## Assignment
Each line of the data below holding the word "font" must be copied.

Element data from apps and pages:
·····

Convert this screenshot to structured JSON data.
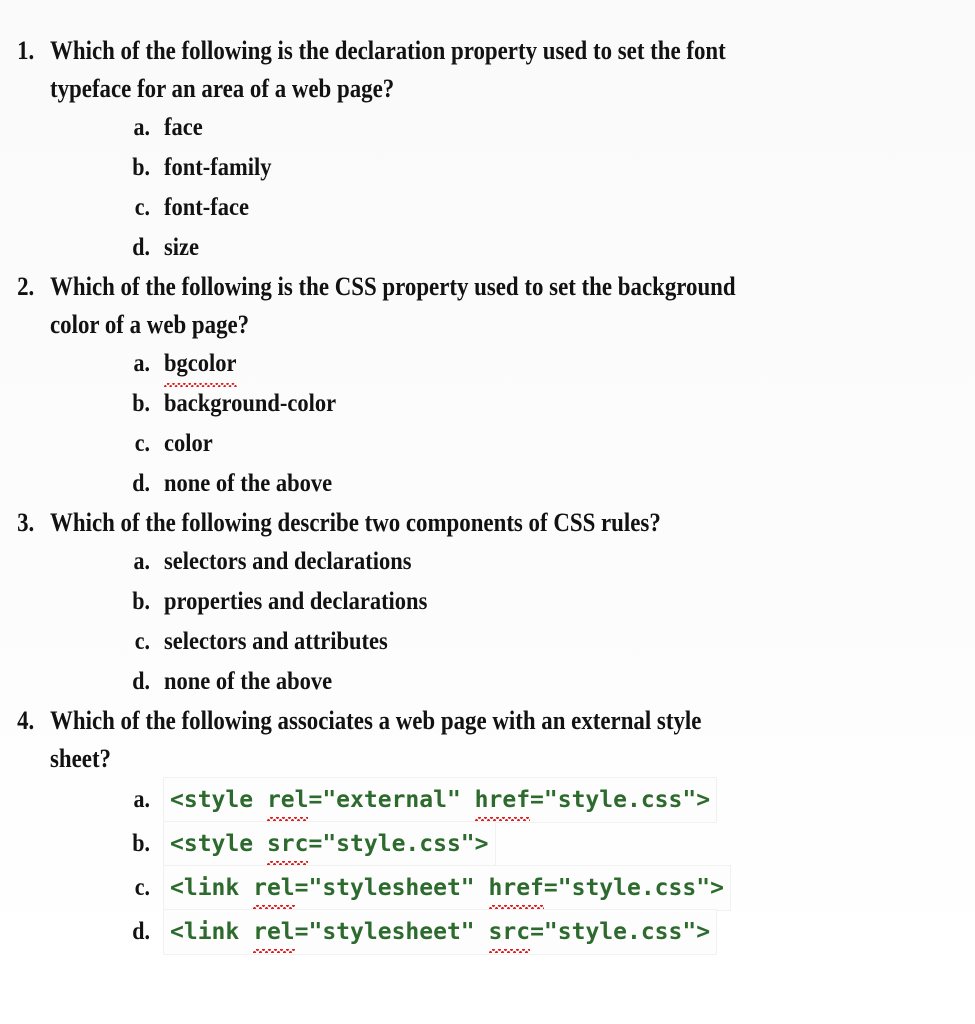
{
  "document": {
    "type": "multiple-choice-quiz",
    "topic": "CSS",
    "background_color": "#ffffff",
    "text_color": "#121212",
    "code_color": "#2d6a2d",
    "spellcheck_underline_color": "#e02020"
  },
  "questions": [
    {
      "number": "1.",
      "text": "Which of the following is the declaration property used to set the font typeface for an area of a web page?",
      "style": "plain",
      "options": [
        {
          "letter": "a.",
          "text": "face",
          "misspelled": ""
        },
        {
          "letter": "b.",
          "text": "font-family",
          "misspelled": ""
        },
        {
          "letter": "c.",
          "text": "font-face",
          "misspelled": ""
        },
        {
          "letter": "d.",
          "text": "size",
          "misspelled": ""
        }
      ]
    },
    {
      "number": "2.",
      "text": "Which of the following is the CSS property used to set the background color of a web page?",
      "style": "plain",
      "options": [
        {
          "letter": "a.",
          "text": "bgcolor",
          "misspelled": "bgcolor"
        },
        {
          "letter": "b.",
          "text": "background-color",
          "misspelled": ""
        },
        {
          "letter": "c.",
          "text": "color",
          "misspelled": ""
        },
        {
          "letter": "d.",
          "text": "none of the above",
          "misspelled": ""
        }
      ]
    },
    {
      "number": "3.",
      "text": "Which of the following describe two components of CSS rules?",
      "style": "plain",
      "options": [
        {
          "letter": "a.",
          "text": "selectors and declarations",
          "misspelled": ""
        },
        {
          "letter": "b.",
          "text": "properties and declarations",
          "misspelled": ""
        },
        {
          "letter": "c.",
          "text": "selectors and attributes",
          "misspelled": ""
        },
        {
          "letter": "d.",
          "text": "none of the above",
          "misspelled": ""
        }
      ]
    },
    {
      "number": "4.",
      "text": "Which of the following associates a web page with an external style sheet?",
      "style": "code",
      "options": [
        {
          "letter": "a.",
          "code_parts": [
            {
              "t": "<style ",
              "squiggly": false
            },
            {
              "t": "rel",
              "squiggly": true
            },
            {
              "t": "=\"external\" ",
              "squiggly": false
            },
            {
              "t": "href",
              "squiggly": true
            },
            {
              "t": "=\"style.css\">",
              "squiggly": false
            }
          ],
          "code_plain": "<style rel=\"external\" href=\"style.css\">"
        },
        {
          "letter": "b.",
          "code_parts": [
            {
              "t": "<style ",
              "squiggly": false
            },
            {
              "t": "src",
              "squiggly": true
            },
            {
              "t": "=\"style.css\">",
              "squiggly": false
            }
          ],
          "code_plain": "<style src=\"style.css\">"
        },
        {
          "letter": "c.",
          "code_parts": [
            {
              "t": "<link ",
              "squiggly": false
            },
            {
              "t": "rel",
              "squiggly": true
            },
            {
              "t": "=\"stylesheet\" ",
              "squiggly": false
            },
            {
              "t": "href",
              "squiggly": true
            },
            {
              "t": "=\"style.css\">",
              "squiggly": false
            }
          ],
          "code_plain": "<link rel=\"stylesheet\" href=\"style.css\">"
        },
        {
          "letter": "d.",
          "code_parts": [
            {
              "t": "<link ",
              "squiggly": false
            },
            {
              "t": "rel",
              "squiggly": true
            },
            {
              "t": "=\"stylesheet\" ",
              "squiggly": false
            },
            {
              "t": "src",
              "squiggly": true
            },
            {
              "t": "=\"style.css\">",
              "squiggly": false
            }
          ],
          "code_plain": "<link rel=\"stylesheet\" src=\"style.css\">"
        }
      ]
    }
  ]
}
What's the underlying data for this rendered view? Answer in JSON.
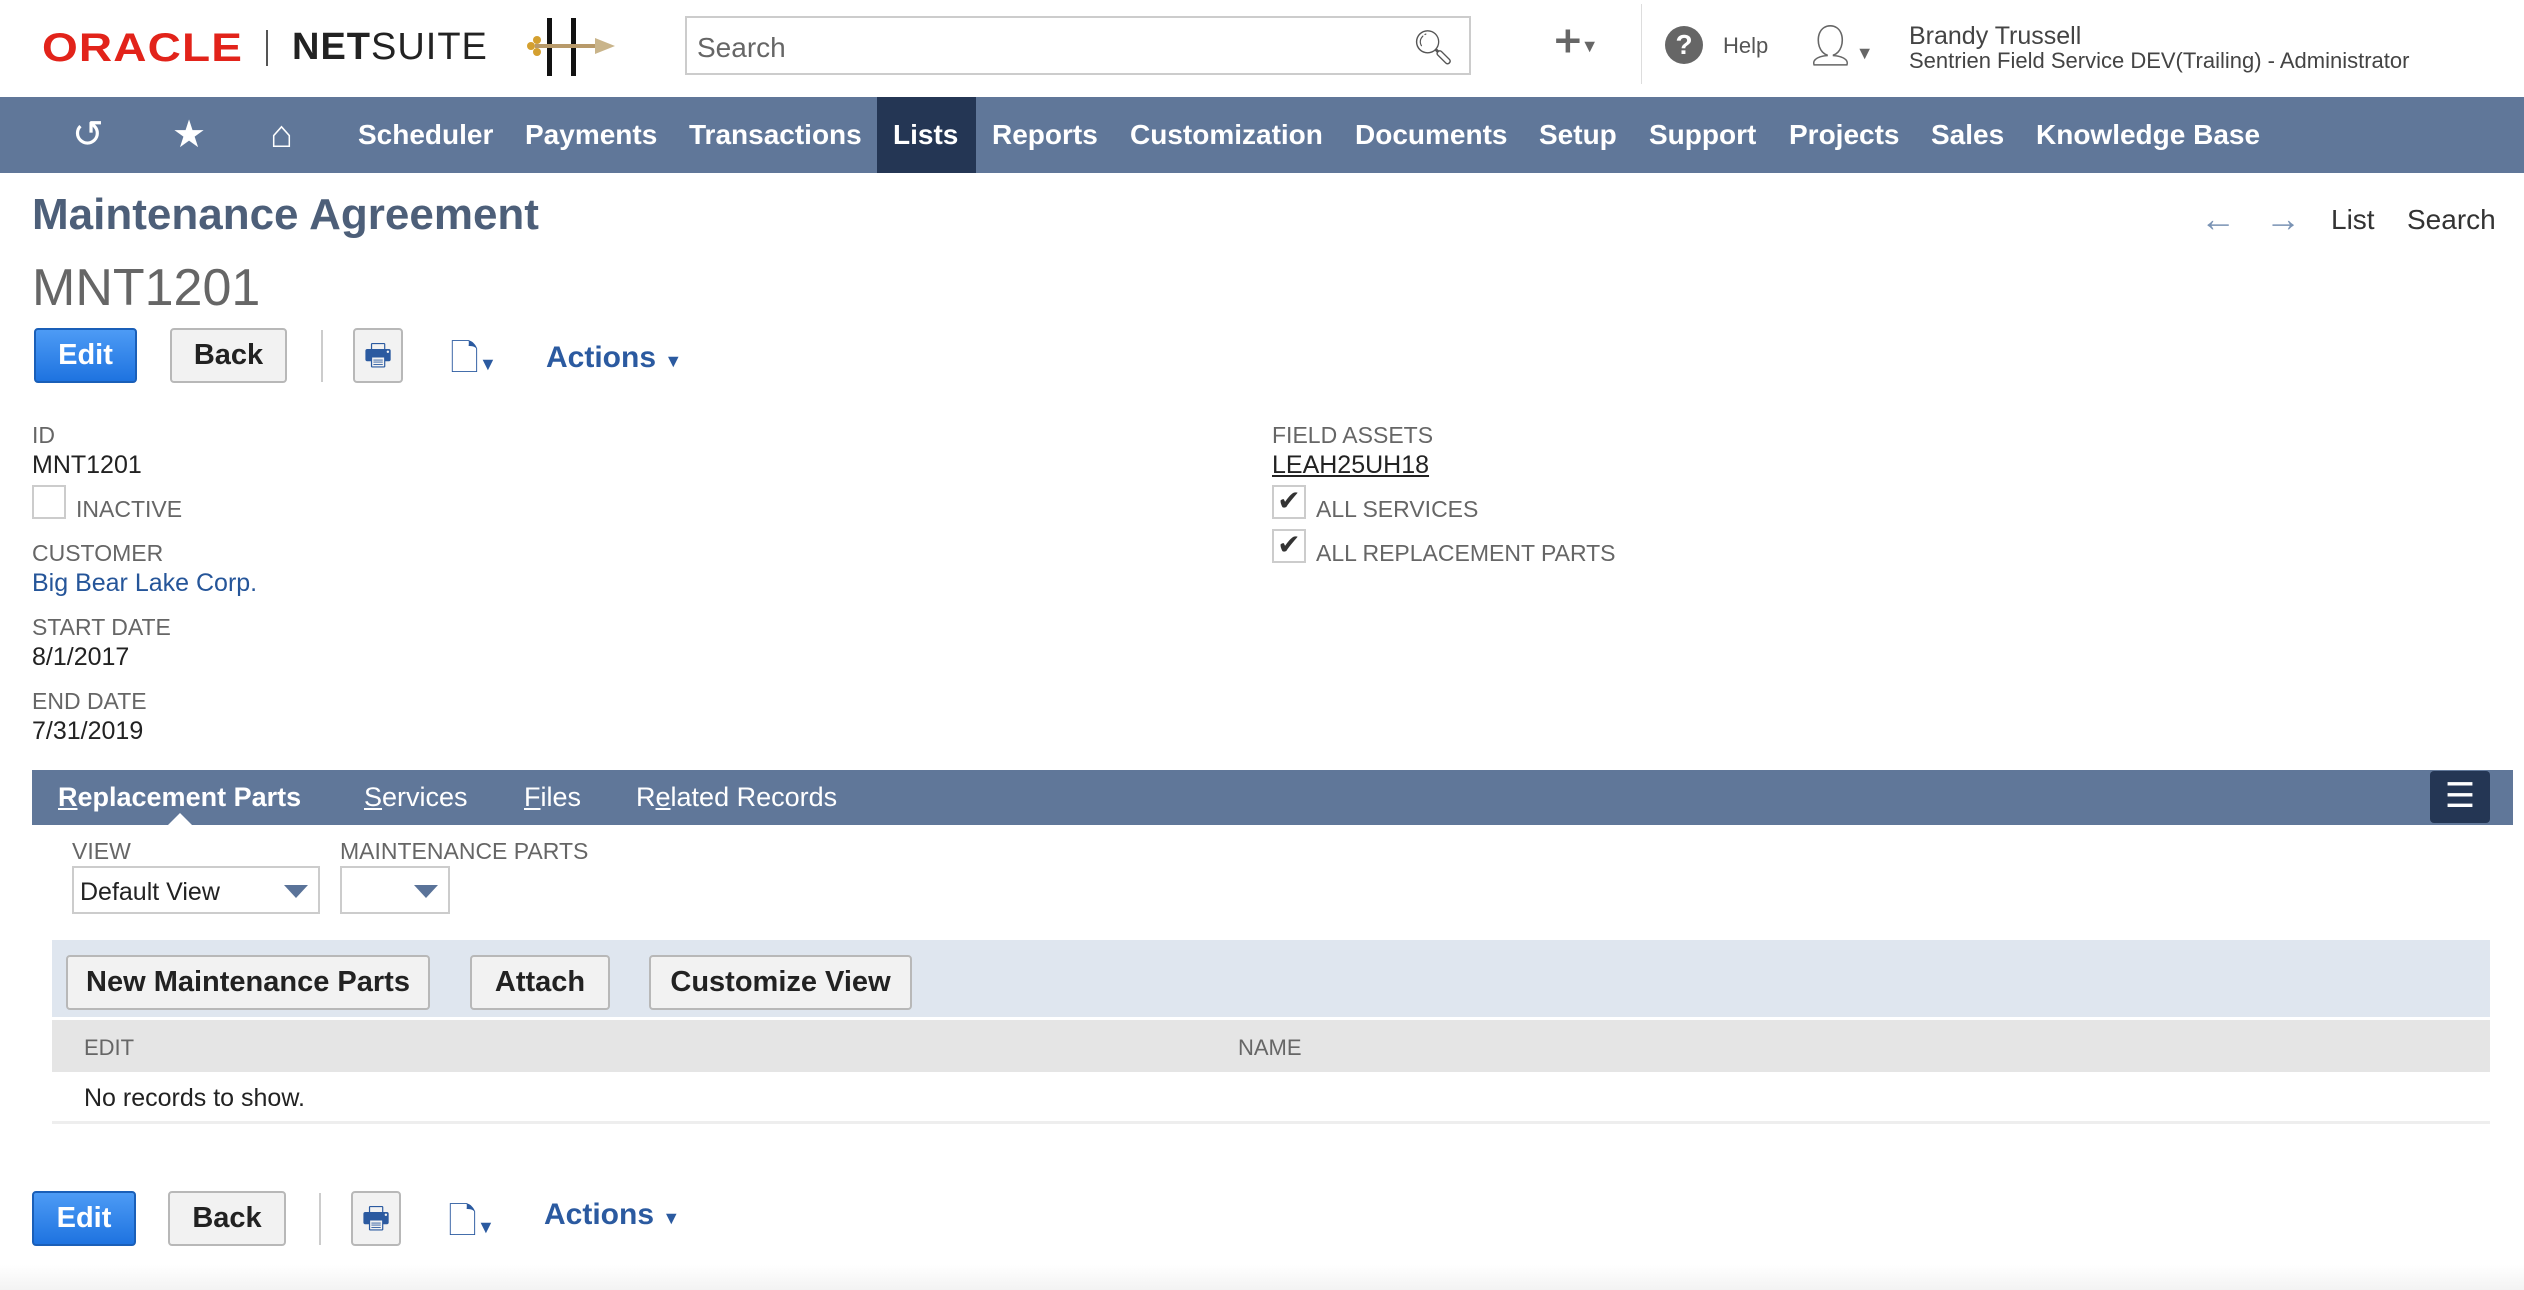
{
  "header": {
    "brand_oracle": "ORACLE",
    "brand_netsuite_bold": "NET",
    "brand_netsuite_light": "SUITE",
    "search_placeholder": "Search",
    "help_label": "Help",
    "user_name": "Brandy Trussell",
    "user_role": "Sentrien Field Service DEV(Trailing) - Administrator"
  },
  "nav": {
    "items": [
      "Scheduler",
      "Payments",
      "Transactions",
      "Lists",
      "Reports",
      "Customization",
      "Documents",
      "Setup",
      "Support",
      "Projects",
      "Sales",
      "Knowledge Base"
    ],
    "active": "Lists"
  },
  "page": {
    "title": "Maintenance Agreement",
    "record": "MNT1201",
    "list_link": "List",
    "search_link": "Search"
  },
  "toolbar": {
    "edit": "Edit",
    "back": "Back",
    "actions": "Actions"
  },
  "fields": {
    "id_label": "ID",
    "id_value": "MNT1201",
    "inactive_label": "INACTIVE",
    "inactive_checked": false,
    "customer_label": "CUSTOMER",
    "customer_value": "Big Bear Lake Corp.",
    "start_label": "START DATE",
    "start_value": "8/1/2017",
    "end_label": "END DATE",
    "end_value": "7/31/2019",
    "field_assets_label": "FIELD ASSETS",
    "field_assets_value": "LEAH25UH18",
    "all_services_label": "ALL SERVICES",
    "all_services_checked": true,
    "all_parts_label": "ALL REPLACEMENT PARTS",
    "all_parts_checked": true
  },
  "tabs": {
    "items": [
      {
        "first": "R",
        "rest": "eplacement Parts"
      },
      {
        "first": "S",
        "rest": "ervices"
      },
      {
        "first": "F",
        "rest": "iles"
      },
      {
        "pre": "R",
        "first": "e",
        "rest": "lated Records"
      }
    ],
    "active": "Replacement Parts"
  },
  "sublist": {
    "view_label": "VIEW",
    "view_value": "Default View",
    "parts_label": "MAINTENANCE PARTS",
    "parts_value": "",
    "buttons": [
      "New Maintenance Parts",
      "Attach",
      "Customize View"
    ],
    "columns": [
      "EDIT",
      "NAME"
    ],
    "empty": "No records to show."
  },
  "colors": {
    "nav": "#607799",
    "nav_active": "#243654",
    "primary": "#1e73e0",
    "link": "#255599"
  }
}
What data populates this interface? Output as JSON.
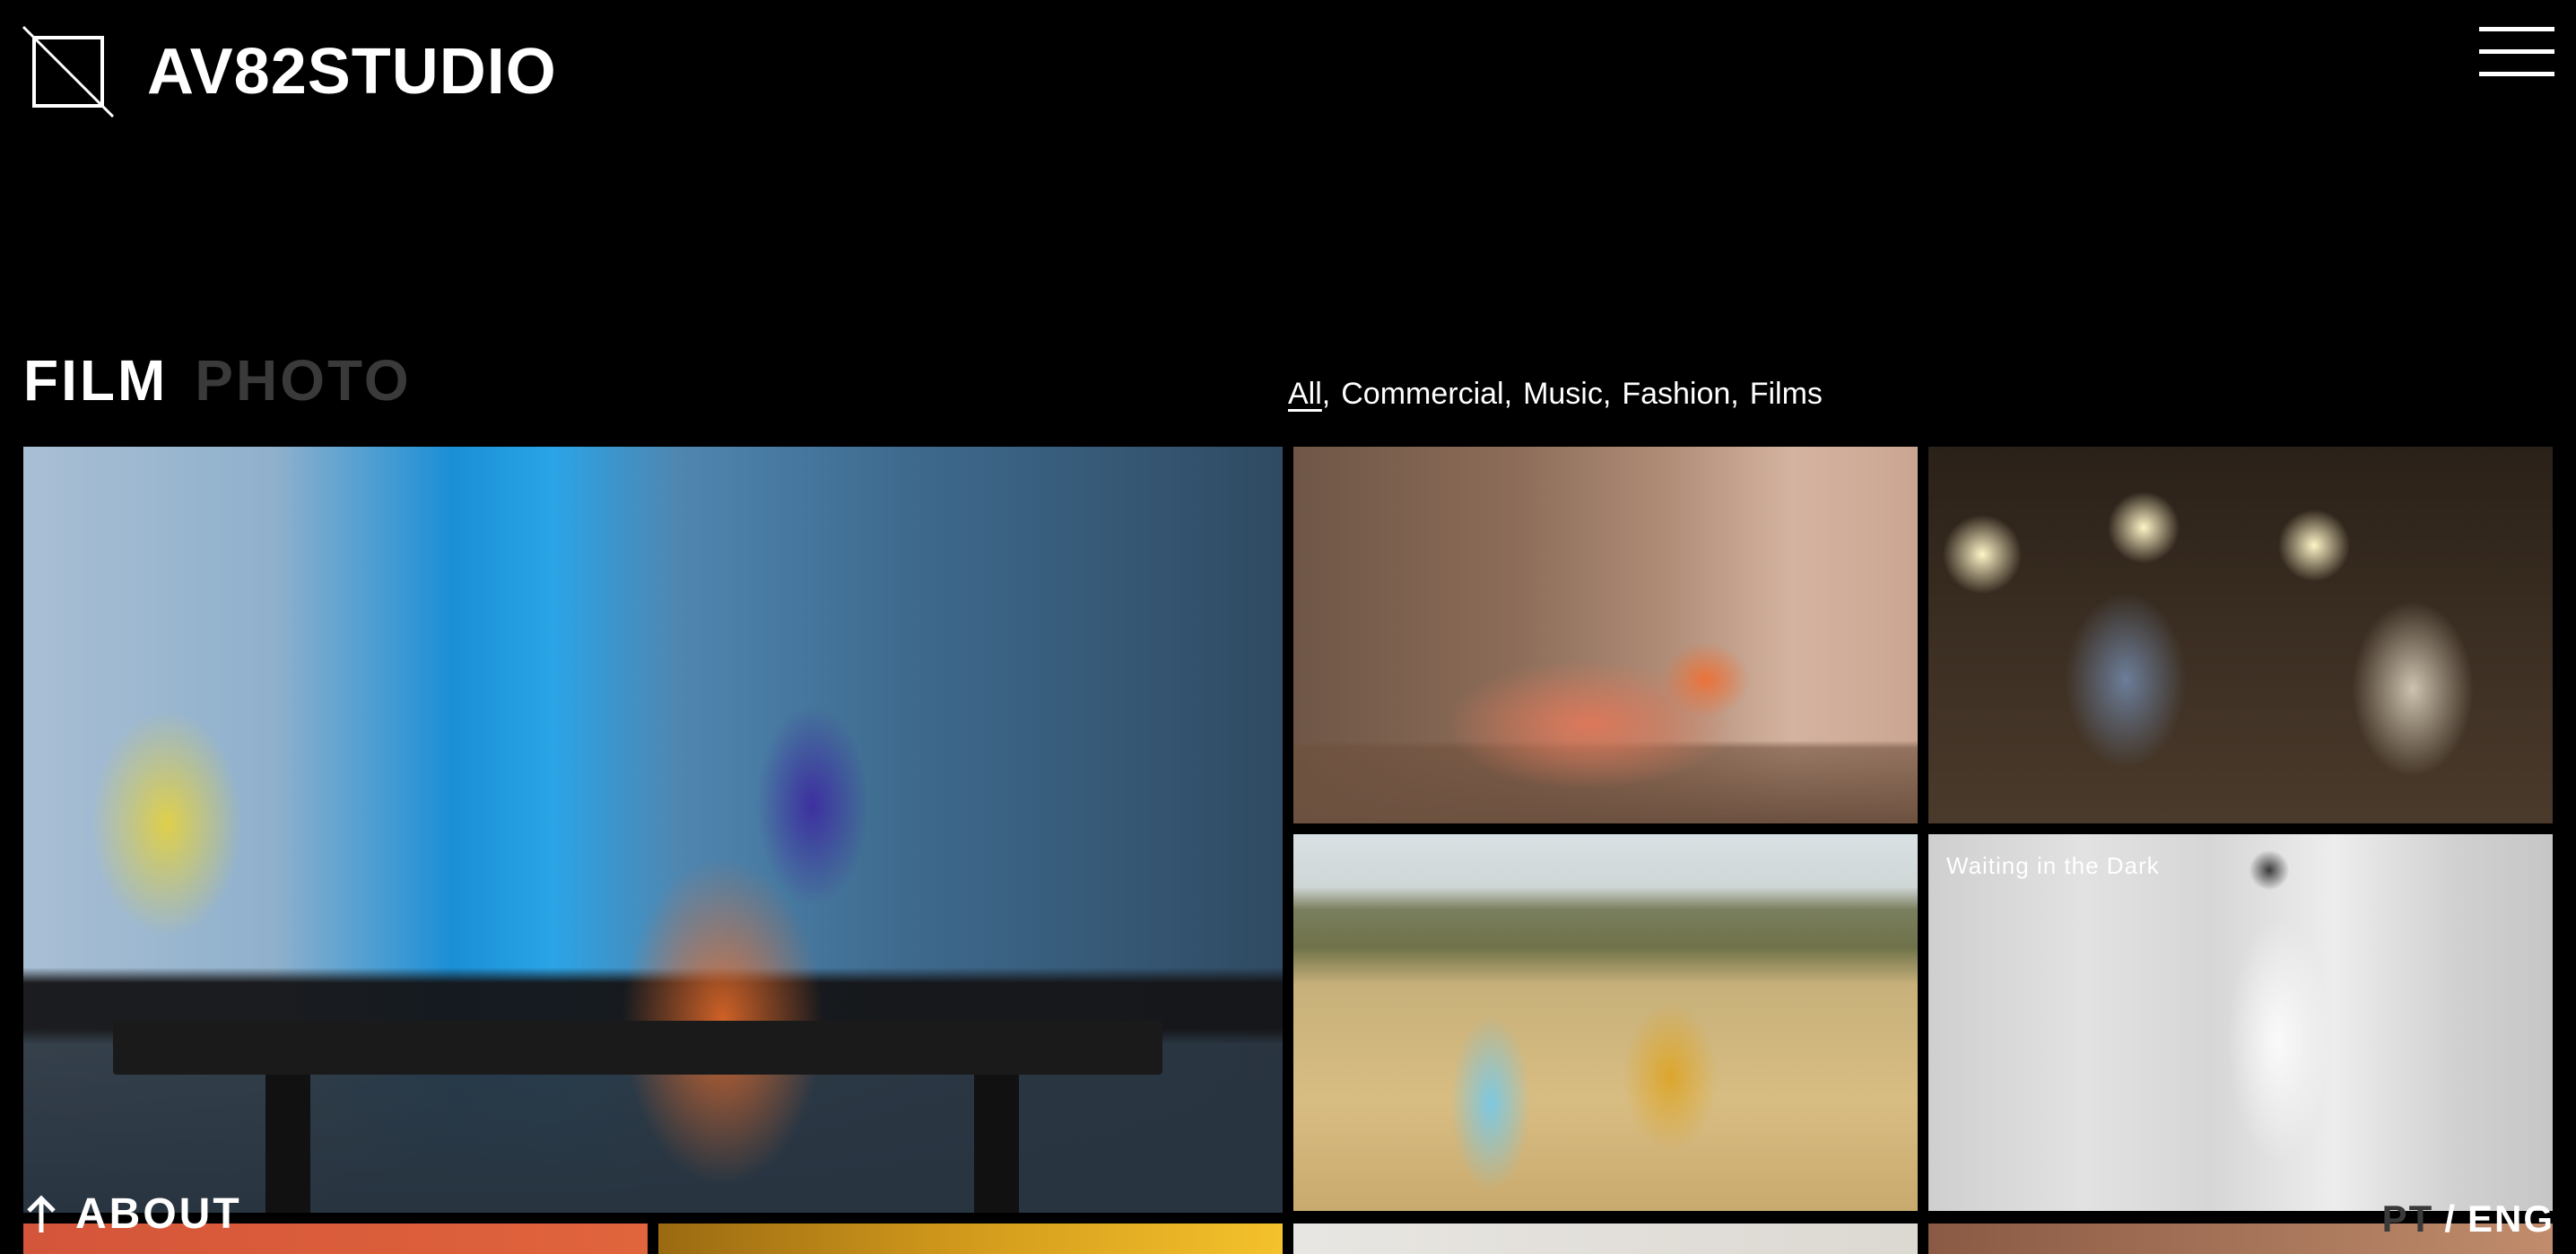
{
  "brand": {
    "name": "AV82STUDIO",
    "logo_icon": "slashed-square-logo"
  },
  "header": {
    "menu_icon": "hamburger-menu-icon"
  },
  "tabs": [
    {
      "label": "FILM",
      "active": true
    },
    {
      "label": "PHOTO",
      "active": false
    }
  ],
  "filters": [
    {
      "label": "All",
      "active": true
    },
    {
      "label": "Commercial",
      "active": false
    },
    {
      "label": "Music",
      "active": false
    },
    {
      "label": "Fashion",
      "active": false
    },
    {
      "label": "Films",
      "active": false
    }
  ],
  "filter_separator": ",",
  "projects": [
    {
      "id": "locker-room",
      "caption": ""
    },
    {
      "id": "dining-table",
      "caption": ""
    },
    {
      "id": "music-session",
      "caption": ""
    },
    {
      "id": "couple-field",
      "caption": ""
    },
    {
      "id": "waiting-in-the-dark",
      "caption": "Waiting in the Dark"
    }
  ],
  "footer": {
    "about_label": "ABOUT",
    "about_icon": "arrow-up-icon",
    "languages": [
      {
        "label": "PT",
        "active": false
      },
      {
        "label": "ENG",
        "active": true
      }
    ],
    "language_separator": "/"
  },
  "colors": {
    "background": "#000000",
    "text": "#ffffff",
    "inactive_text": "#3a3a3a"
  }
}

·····

## Problem solution
      "text": "Which of the following is the declaration property used to set the font typeface for an area of a web page?",
          "text": "font-family",
          "text": "font-face",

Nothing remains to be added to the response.